◆ What this task involves:
What you hand back must match the records word for word, with no pictures.

======== Data records ========

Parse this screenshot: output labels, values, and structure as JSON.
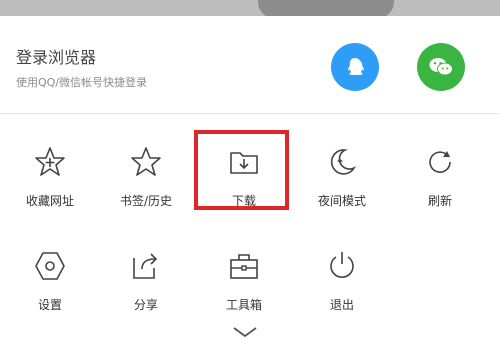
{
  "header": {
    "title": "登录浏览器",
    "subtitle": "使用QQ/微信帐号快捷登录",
    "login_buttons": [
      "qq-icon",
      "wechat-icon"
    ]
  },
  "menu": {
    "items": [
      {
        "label": "收藏网址",
        "icon": "star-plus-icon"
      },
      {
        "label": "书签/历史",
        "icon": "star-icon"
      },
      {
        "label": "下载",
        "icon": "download-folder-icon",
        "highlighted": true
      },
      {
        "label": "夜间模式",
        "icon": "moon-icon"
      },
      {
        "label": "刷新",
        "icon": "refresh-icon"
      },
      {
        "label": "设置",
        "icon": "settings-hexagon-icon"
      },
      {
        "label": "分享",
        "icon": "share-icon"
      },
      {
        "label": "工具箱",
        "icon": "toolbox-icon"
      },
      {
        "label": "退出",
        "icon": "power-icon"
      }
    ]
  },
  "colors": {
    "qq": "#2d9df7",
    "wechat": "#3bb542",
    "highlight_border": "#e0262d"
  },
  "footer": {
    "collapse_icon": "chevron-down-icon"
  }
}
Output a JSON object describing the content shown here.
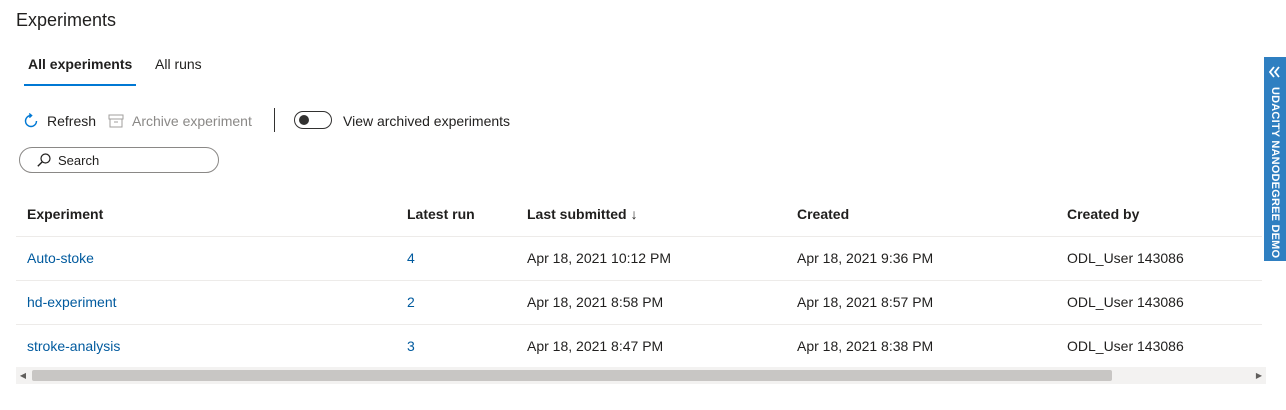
{
  "page": {
    "title": "Experiments"
  },
  "tabs": [
    {
      "label": "All experiments",
      "active": true
    },
    {
      "label": "All runs",
      "active": false
    }
  ],
  "toolbar": {
    "refresh_label": "Refresh",
    "refresh_icon": "refresh-icon",
    "archive_label": "Archive experiment",
    "archive_icon": "archive-icon",
    "toggle_label": "View archived experiments",
    "toggle_on": false
  },
  "search": {
    "placeholder": "Search",
    "value": "",
    "icon": "search-icon"
  },
  "table": {
    "columns": [
      "Experiment",
      "Latest run",
      "Last submitted",
      "Created",
      "Created by"
    ],
    "sort_indicator": "↓",
    "rows": [
      {
        "experiment": "Auto-stoke",
        "latest_run": "4",
        "last_submitted": "Apr 18, 2021 10:12 PM",
        "created": "Apr 18, 2021 9:36 PM",
        "created_by": "ODL_User 143086"
      },
      {
        "experiment": "hd-experiment",
        "latest_run": "2",
        "last_submitted": "Apr 18, 2021 8:58 PM",
        "created": "Apr 18, 2021 8:57 PM",
        "created_by": "ODL_User 143086"
      },
      {
        "experiment": "stroke-analysis",
        "latest_run": "3",
        "last_submitted": "Apr 18, 2021 8:47 PM",
        "created": "Apr 18, 2021 8:38 PM",
        "created_by": "ODL_User 143086"
      }
    ]
  },
  "side_banner": {
    "label": "UDACITY NANODEGREE DEMO",
    "icon": "double-chevron-left-icon"
  },
  "colors": {
    "accent": "#0078d4",
    "link": "#005a9e",
    "banner": "#2f7fc1"
  }
}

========

◆ Solution for this problem:
Parse this screenshot: output labels, values, and structure as JSON.
{
  "header": {
    "title": "登录浏览器",
    "subtitle": "使用QQ/微信帐号快捷登录",
    "login_buttons": [
      "qq-icon",
      "wechat-icon"
    ]
  },
  "menu": {
    "items": [
      {
        "label": "收藏网址",
        "icon": "star-plus-icon"
      },
      {
        "label": "书签/历史",
        "icon": "star-icon"
      },
      {
        "label": "下载",
        "icon": "download-folder-icon",
        "highlighted": true
      },
      {
        "label": "夜间模式",
        "icon": "moon-icon"
      },
      {
        "label": "刷新",
        "icon": "refresh-icon"
      },
      {
        "label": "设置",
        "icon": "settings-hexagon-icon"
      },
      {
        "label": "分享",
        "icon": "share-icon"
      },
      {
        "label": "工具箱",
        "icon": "toolbox-icon"
      },
      {
        "label": "退出",
        "icon": "power-icon"
      }
    ]
  },
  "colors": {
    "qq": "#2d9df7",
    "wechat": "#3bb542",
    "highlight_border": "#e0262d"
  },
  "footer": {
    "collapse_icon": "chevron-down-icon"
  }
}
Output a JSON object describing the content shown here.
{
  "page": {
    "title": "Experiments"
  },
  "tabs": [
    {
      "label": "All experiments",
      "active": true
    },
    {
      "label": "All runs",
      "active": false
    }
  ],
  "toolbar": {
    "refresh_label": "Refresh",
    "refresh_icon": "refresh-icon",
    "archive_label": "Archive experiment",
    "archive_icon": "archive-icon",
    "toggle_label": "View archived experiments",
    "toggle_on": false
  },
  "search": {
    "placeholder": "Search",
    "value": "",
    "icon": "search-icon"
  },
  "table": {
    "columns": [
      "Experiment",
      "Latest run",
      "Last submitted",
      "Created",
      "Created by"
    ],
    "sort_indicator": "↓",
    "rows": [
      {
        "experiment": "Auto-stoke",
        "latest_run": "4",
        "last_submitted": "Apr 18, 2021 10:12 PM",
        "created": "Apr 18, 2021 9:36 PM",
        "created_by": "ODL_User 143086"
      },
      {
        "experiment": "hd-experiment",
        "latest_run": "2",
        "last_submitted": "Apr 18, 2021 8:58 PM",
        "created": "Apr 18, 2021 8:57 PM",
        "created_by": "ODL_User 143086"
      },
      {
        "experiment": "stroke-analysis",
        "latest_run": "3",
        "last_submitted": "Apr 18, 2021 8:47 PM",
        "created": "Apr 18, 2021 8:38 PM",
        "created_by": "ODL_User 143086"
      }
    ]
  },
  "side_banner": {
    "label": "UDACITY NANODEGREE DEMO",
    "icon": "double-chevron-left-icon"
  },
  "colors": {
    "accent": "#0078d4",
    "link": "#005a9e",
    "banner": "#2f7fc1"
  }
}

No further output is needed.